In reality, this incident was anything but a "sharp, effective performance." By any professional standard, the penetration of an unmanned aerial vehicle into Israeli territory, apparently after it had flown for more than two hours over the sea, and its subsequent flight clear across the country over the course of another half hour, are an embarrassing failure for the Israel Defense Forces.

As far as is known, the UAV made its way over the sea from Lebanon to the coast of Gaza. During its long flight parallel to the coast, it was not discovered by a single one of the various detection devices that "look" westward. If this wasn't due to negligence on the part of someone manning these detection systems, who wasn't alert to what was happening out at sea, then it points to holes in the IDF's radar coverage of the western sector.

Moreover, during its flight, the UAV passed over Israeli naval vessels without anyone noticing it. It also passed over the drilling platforms at the Leviathan natural gas site - a point worth noting for those who are supposed to defend our gas production sites in the future. Those who launched it could very easily have loaded it with explosives and then blown it up over one of these platforms.

According to official IDF sources, the UAV was discovered only as it was about to cross the coastline near the Gaza Strip, and at that point, fighter planes were scrambled. Someone in the IDF needs to explain why it was discovered so belatedly. After all, had the drone been laden with explosives, its operators could have aimed it at the coastal city of Ashkelon, the nearby power plant, or Ashdod Port. In that case, the explosion would have occurred with no advance warning.

No less astounding, upsetting and worrying is the description of the air force's activity after the UAV was discovered. A statement put out by the IDF Spokesman said that fighter planes escorted the drone on its flight eastward for about half an hour before launching two missiles at it, one of which hit. If so, it's hard to understand the considerations that guided those who managed the interception.

After all, it was impossible to know for sure that the drone wasn't laden with explosives, turning it into a flying bomb. And if it had been, there was a reasonable possibility that it would suddenly dive and explode over a preplanned target - for instance, the air force base over which it flew. It's not clear why the IDF decided to take such a risk instead of downing it as soon as it was discovered.

Even if those responsible for the decision believed that it was carrying a camera rather than explosives - and it would be very hard for the fighter-plane pilots to confirm or deny such a guess just by observing the drone as it flew - it's not clear why they allowed it to continue flying, thereby enabling it to photograph targets in the heart of the country. The explanation that "operational considerations and considerations of protecting [nearby] communities" led to the army's decision to down it only after about half an hour is unconvincing.

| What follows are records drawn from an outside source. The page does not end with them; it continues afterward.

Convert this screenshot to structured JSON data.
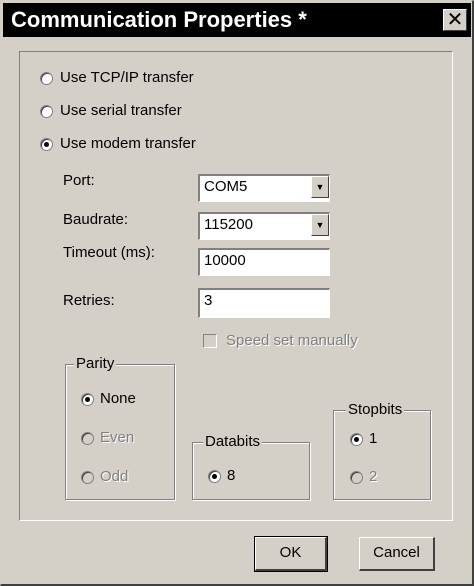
{
  "window": {
    "title": "Communication Properties *",
    "close_glyph": "✕"
  },
  "transfer": {
    "options": [
      {
        "label": "Use TCP/IP transfer",
        "checked": false
      },
      {
        "label": "Use serial transfer",
        "checked": false
      },
      {
        "label": "Use modem transfer",
        "checked": true
      }
    ]
  },
  "settings": {
    "port_label": "Port:",
    "port_value": "COM5",
    "baud_label": "Baudrate:",
    "baud_value": "115200",
    "timeout_label": "Timeout (ms):",
    "timeout_value": "10000",
    "retries_label": "Retries:",
    "retries_value": "3",
    "speed_label": "Speed set manually"
  },
  "parity": {
    "title": "Parity",
    "options": [
      {
        "label": "None",
        "checked": true,
        "enabled": true
      },
      {
        "label": "Even",
        "checked": false,
        "enabled": false
      },
      {
        "label": "Odd",
        "checked": false,
        "enabled": false
      }
    ]
  },
  "databits": {
    "title": "Databits",
    "options": [
      {
        "label": "8",
        "checked": true
      }
    ]
  },
  "stopbits": {
    "title": "Stopbits",
    "options": [
      {
        "label": "1",
        "checked": true,
        "enabled": true
      },
      {
        "label": "2",
        "checked": false,
        "enabled": false
      }
    ]
  },
  "buttons": {
    "ok": "OK",
    "cancel": "Cancel"
  }
}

But what ought to be most worrisome about the UAV affair is the depiction of this failure as a success. After all, if the IDF and the air force are being praised for a superb performance, it's clear there is no need to investigate, ask questions and learn lessons.